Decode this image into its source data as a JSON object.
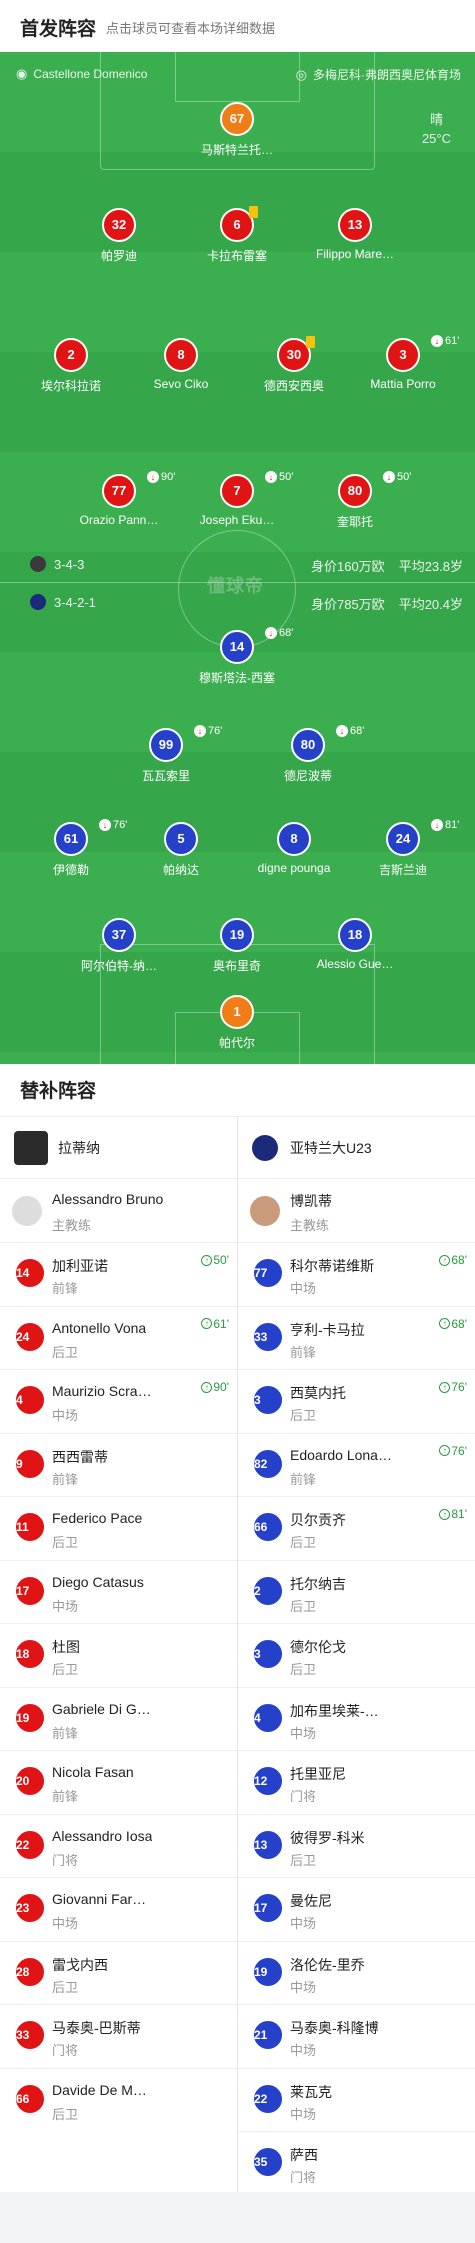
{
  "header": {
    "title": "首发阵容",
    "subtitle": "点击球员可查看本场详细数据"
  },
  "pitch": {
    "home_venue": "Castellone Domenico",
    "away_venue": "多梅尼科·弗朗西奥尼体育场",
    "weather": "晴",
    "temperature": "25°C",
    "watermark": "懂球帝",
    "home_formation": "3-4-3",
    "away_formation": "3-4-2-1",
    "home_value": "身价160万欧",
    "home_age": "平均23.8岁",
    "away_value": "身价785万欧",
    "away_age": "平均20.4岁"
  },
  "home_lineup": [
    {
      "num": "67",
      "name": "马斯特兰托…",
      "color": "orange"
    },
    {
      "num": "32",
      "name": "帕罗迪"
    },
    {
      "num": "6",
      "name": "卡拉布雷塞",
      "card": true
    },
    {
      "num": "13",
      "name": "Filippo Mare…"
    },
    {
      "num": "2",
      "name": "埃尔科拉诺"
    },
    {
      "num": "8",
      "name": "Sevo Ciko"
    },
    {
      "num": "30",
      "name": "德西安西奥",
      "card": true
    },
    {
      "num": "3",
      "name": "Mattia Porro",
      "sub": "61'"
    },
    {
      "num": "77",
      "name": "Orazio Pann…",
      "sub": "90'"
    },
    {
      "num": "7",
      "name": "Joseph Eku…",
      "sub": "50'"
    },
    {
      "num": "80",
      "name": "奎耶托",
      "sub": "50'"
    }
  ],
  "away_lineup": [
    {
      "num": "14",
      "name": "穆斯塔法-西塞",
      "sub": "68'"
    },
    {
      "num": "99",
      "name": "瓦瓦索里",
      "sub": "76'"
    },
    {
      "num": "80",
      "name": "德尼波蒂",
      "sub": "68'"
    },
    {
      "num": "61",
      "name": "伊德勒",
      "sub": "76'"
    },
    {
      "num": "5",
      "name": "帕纳达"
    },
    {
      "num": "8",
      "name": "digne pounga"
    },
    {
      "num": "24",
      "name": "吉斯兰迪",
      "sub": "81'"
    },
    {
      "num": "37",
      "name": "阿尔伯特-纳…"
    },
    {
      "num": "19",
      "name": "奥布里奇"
    },
    {
      "num": "18",
      "name": "Alessio Gue…"
    },
    {
      "num": "1",
      "name": "帕代尔",
      "color": "orange"
    }
  ],
  "subs": {
    "title": "替补阵容",
    "home_team": "拉蒂纳",
    "away_team": "亚特兰大U23",
    "home_coach": {
      "name": "Alessandro Bruno",
      "role": "主教练"
    },
    "away_coach": {
      "name": "博凯蒂",
      "role": "主教练"
    },
    "home": [
      {
        "num": "14",
        "name": "加利亚诺",
        "pos": "前锋",
        "time": "50'"
      },
      {
        "num": "24",
        "name": "Antonello Vona",
        "pos": "后卫",
        "time": "61'"
      },
      {
        "num": "4",
        "name": "Maurizio Scra…",
        "pos": "中场",
        "time": "90'"
      },
      {
        "num": "9",
        "name": "西西雷蒂",
        "pos": "前锋"
      },
      {
        "num": "11",
        "name": "Federico Pace",
        "pos": "后卫"
      },
      {
        "num": "17",
        "name": "Diego Catasus",
        "pos": "中场"
      },
      {
        "num": "18",
        "name": "杜图",
        "pos": "后卫"
      },
      {
        "num": "19",
        "name": "Gabriele Di G…",
        "pos": "前锋"
      },
      {
        "num": "20",
        "name": "Nicola Fasan",
        "pos": "前锋"
      },
      {
        "num": "22",
        "name": "Alessandro Iosa",
        "pos": "门将"
      },
      {
        "num": "23",
        "name": "Giovanni Far…",
        "pos": "中场"
      },
      {
        "num": "28",
        "name": "雷戈内西",
        "pos": "后卫"
      },
      {
        "num": "33",
        "name": "马泰奥-巴斯蒂",
        "pos": "门将"
      },
      {
        "num": "66",
        "name": "Davide De M…",
        "pos": "后卫"
      }
    ],
    "away": [
      {
        "num": "77",
        "name": "科尔蒂诺维斯",
        "pos": "中场",
        "time": "68'"
      },
      {
        "num": "33",
        "name": "亨利-卡马拉",
        "pos": "前锋",
        "time": "68'"
      },
      {
        "num": "3",
        "name": "西莫内托",
        "pos": "后卫",
        "time": "76'"
      },
      {
        "num": "82",
        "name": "Edoardo Lona…",
        "pos": "前锋",
        "time": "76'"
      },
      {
        "num": "66",
        "name": "贝尔贡齐",
        "pos": "后卫",
        "time": "81'"
      },
      {
        "num": "2",
        "name": "托尔纳吉",
        "pos": "后卫"
      },
      {
        "num": "3",
        "name": "德尔伦戈",
        "pos": "后卫"
      },
      {
        "num": "4",
        "name": "加布里埃莱-…",
        "pos": "中场"
      },
      {
        "num": "12",
        "name": "托里亚尼",
        "pos": "门将"
      },
      {
        "num": "13",
        "name": "彼得罗-科米",
        "pos": "后卫"
      },
      {
        "num": "17",
        "name": "曼佐尼",
        "pos": "中场"
      },
      {
        "num": "19",
        "name": "洛伦佐-里乔",
        "pos": "中场"
      },
      {
        "num": "21",
        "name": "马泰奥-科隆博",
        "pos": "中场"
      },
      {
        "num": "22",
        "name": "莱瓦克",
        "pos": "中场"
      },
      {
        "num": "35",
        "name": "萨西",
        "pos": "门将"
      }
    ]
  },
  "colors": {
    "pitch": "#3bae4f",
    "home": "#e01414",
    "away": "#2540c9",
    "gk": "#f07e17",
    "sub_green": "#2a9a44"
  }
}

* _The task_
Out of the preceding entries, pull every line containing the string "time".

* _Answer section_
        "time": "50'"
        "time": "61'"
        "time": "90'"
        "time": "68'"
        "time": "68'"
        "time": "76'"
        "time": "76'"
        "time": "81'"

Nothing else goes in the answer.